— Looks like Inami now has a grudge against Hondomachi. But what can she do now that she’s in prison?
— I would actually like someone to dive into their own ID-Well at some point in the series… just to see what it would look like. I know we’ve already been told that this would doom them. They would become trapped. But still… inquiring minds want to know.
— Meanwhile, Narihisago beats his head against a wall when he realizes that they’re looking into his ID-Well. But he knows it’s futile. His death won’t stop the dive. So what exactly is he trying to accomplish? Maybe he’s just frustrated and full of rage at the situation.
— I guess if the connection is found between him and John Walker, then our recurring villain is ultimately responsible for Narihisago’s daughter’s death. But revenge rarely gives us the catharsis that we seek. It has been three years since he killed the Challenger, but his anguish hasn’t subsided one bit. He’s been redirecting his wrath from one victim to another with no end in sight. I’m not sure if catching John Walker will help Narihisago heal. I’m also not sure if he’s been receiving any sort of mental help. The anime doesn’t mention this at all.
— The investigators call Miyo cold for not trying to save people… but they’re not real. The fact that she even stopped to talk to them is more than enough. She’s got a job to do.
— It’s kinda weird how cognition particles are left behind after we commit a murder, and they can be used to enter a dream world in which dream people can respond to you as if they’re real. And they’re not even scripted responses. These cognition particles contain an amazing amount of logic in them. It’s all kind of ludicrous.
— Ah, okay, nevermind what I just said. I did not have complete information and neither did the investigators. Miyo ends up finding a cockpit that couldn’t have possibly existed three years ago. As a result, this ID-Well is somehow being updated by Narihisago’s current unconscious mind. That would better explain why figments in people’s dream worlds can talk and interact like fully realized personalities. So did Narihisago beat his head against the wall to try and influence the content of his ID-Well?

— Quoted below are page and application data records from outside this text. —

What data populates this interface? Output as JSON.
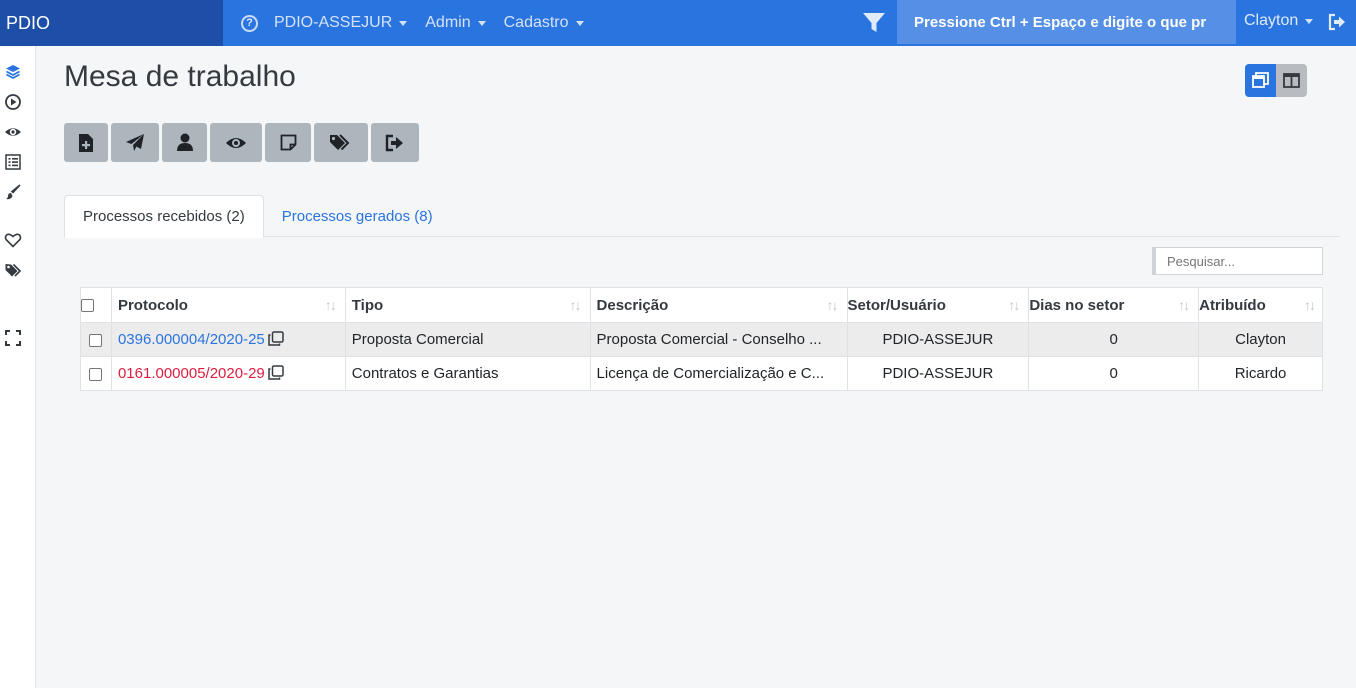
{
  "brand": "PDIO",
  "nav": {
    "help_icon": "question-circle-icon",
    "menus": [
      {
        "label": "PDIO-ASSEJUR"
      },
      {
        "label": "Admin"
      },
      {
        "label": "Cadastro"
      }
    ],
    "filter_icon": "filter-icon",
    "quick_search_text": "Pressione Ctrl + Espaço e digite o que pr",
    "user": "Clayton",
    "logout_icon": "sign-out-icon"
  },
  "sidebar": {
    "icons": [
      "layers-icon",
      "play-circle-icon",
      "eye-icon",
      "list-icon",
      "brush-icon",
      "heart-icon",
      "tags-icon",
      "expand-icon"
    ]
  },
  "page": {
    "title": "Mesa de trabalho"
  },
  "view_toggle": {
    "icons": [
      "windows-icon",
      "columns-icon"
    ],
    "active_index": 0
  },
  "toolbar": {
    "buttons": [
      "file-plus-icon",
      "paper-plane-icon",
      "user-icon",
      "eye-icon",
      "sticky-note-icon",
      "tags-icon",
      "sign-out-icon"
    ]
  },
  "tabs": [
    {
      "label": "Processos recebidos (2)",
      "active": true
    },
    {
      "label": "Processos gerados (8)",
      "active": false
    }
  ],
  "search": {
    "placeholder": "Pesquisar..."
  },
  "table": {
    "columns": [
      "Protocolo",
      "Tipo",
      "Descrição",
      "Setor/Usuário",
      "Dias no setor",
      "Atribuído"
    ],
    "rows": [
      {
        "protocolo": "0396.000004/2020-25",
        "tipo": "Proposta Comercial",
        "descricao": "Proposta Comercial - Conselho ...",
        "setor": "PDIO-ASSEJUR",
        "dias": "0",
        "atribuido": "Clayton"
      },
      {
        "protocolo": "0161.000005/2020-29",
        "tipo": "Contratos e Garantias",
        "descricao": "Licença de Comercialização e C...",
        "setor": "PDIO-ASSEJUR",
        "dias": "0",
        "atribuido": "Ricardo"
      }
    ]
  },
  "colors": {
    "navbar": "#2a74e0",
    "brand_bg": "#1d4fa8",
    "link_blue": "#2a74e0",
    "protocol_red": "#dc1e3e",
    "tool_button": "#adb5bd"
  }
}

— Miyo doesn’t know what she’s looking at, so she goes to climb into the cockpit. Can you dive within a dive? Momoki doesn’t want to find out, but before they can extract her, a bunch of men barge in and accuse of him being… John Walker?! They found the remains of the Mizuhanome’s inventor buried in his home?! And just to cap it all off, they also found that ridiculous get-up. Obviously, this smacks of a set-up. He has no motive.

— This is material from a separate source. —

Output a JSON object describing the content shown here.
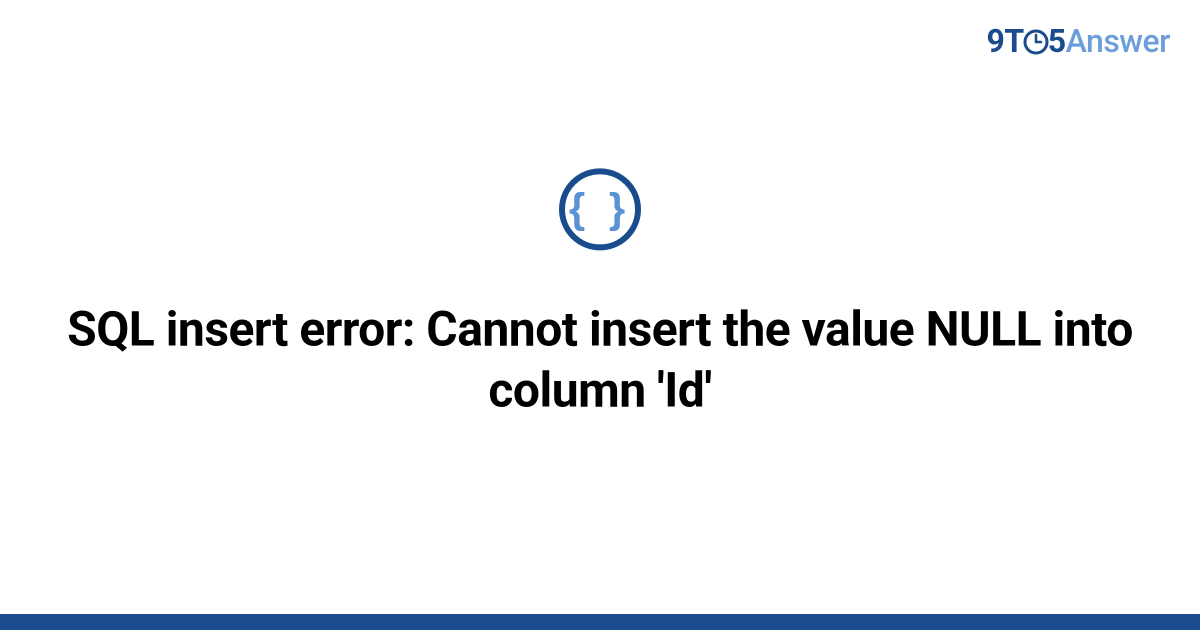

— There has always been something very shady about old man Nishimura.
— To make matters worse, our investigators magically can’t extract Hondomachi from the dive. Technology always craps out on us at the most convenient time, doesn’t it?

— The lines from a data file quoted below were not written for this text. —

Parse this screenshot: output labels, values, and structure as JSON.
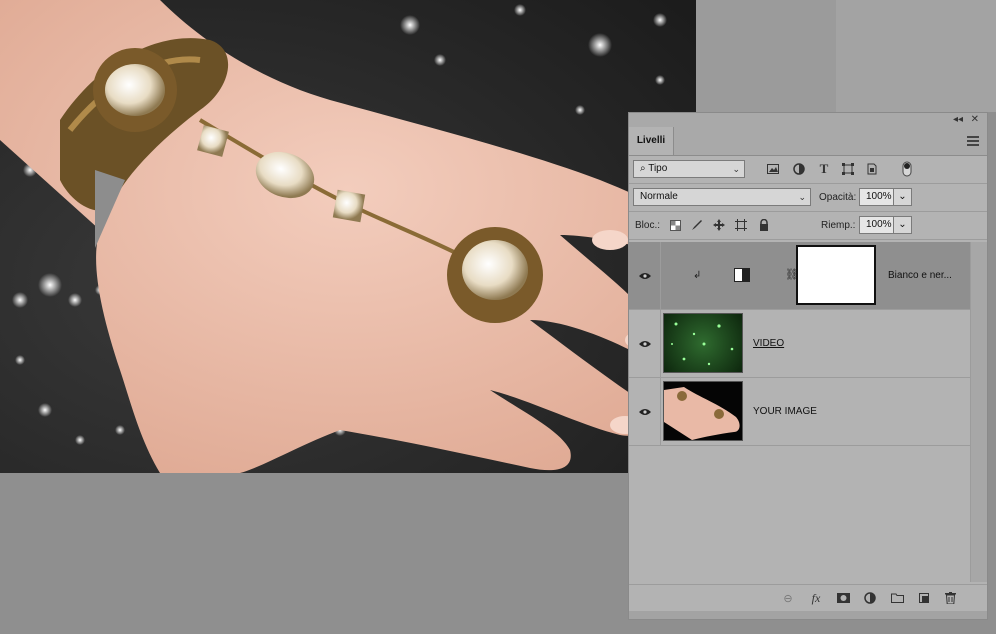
{
  "document": {
    "canvas_color": "#8f8f8f"
  },
  "panel": {
    "collapse_label": "◂◂",
    "close_label": "✕",
    "tab_label": "Livelli",
    "filter": {
      "value": "Tipo"
    },
    "blend_mode": {
      "value": "Normale"
    },
    "opacity": {
      "label": "Opacità:",
      "value": "100%"
    },
    "lock": {
      "label": "Bloc.:"
    },
    "fill": {
      "label": "Riemp.:",
      "value": "100%"
    },
    "layers": [
      {
        "name": "Bianco e ner...",
        "type": "adjustment",
        "selected": true
      },
      {
        "name": "VIDEO",
        "type": "video",
        "selected": false
      },
      {
        "name": "YOUR IMAGE",
        "type": "image",
        "selected": false
      }
    ],
    "footer_icons": [
      "link-icon",
      "fx-icon",
      "mask-icon",
      "adjustment-icon",
      "folder-icon",
      "new-layer-icon",
      "trash-icon"
    ],
    "fx_label": "fx"
  },
  "colors": {
    "panel_bg": "#b3b3b3",
    "active_row": "#8f8f8f"
  }
}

— “They say every sequence of numbers appears in pi’s endless sequence.” Nah, that’s not necessarily true.
— Nevertheless, the investigators determine that the first lightning strike occurred back on the day of Narihisago’s daughter’s death… um, okay? What does this neat bit of information do for us?
— Speaking of Narihisago, when Togo delivers the bad news, he flips his shit (and the table). He then requests to enter Momoki’s ID-Well. But that’s the thing: can they enter his ID-Well? Even if they found copious amounts of evidence that points to John Walker being the killer, that doesn’t mean that they’ve also found cognition particles — his cognition particles.
— Plus, what the hell happened to Hondomachi? They made it seem like she was in real danger when they couldn’t initially extract her… but the show never showed us how this got resolved. I gotta say that this episode kinda ended on a very disappointing note.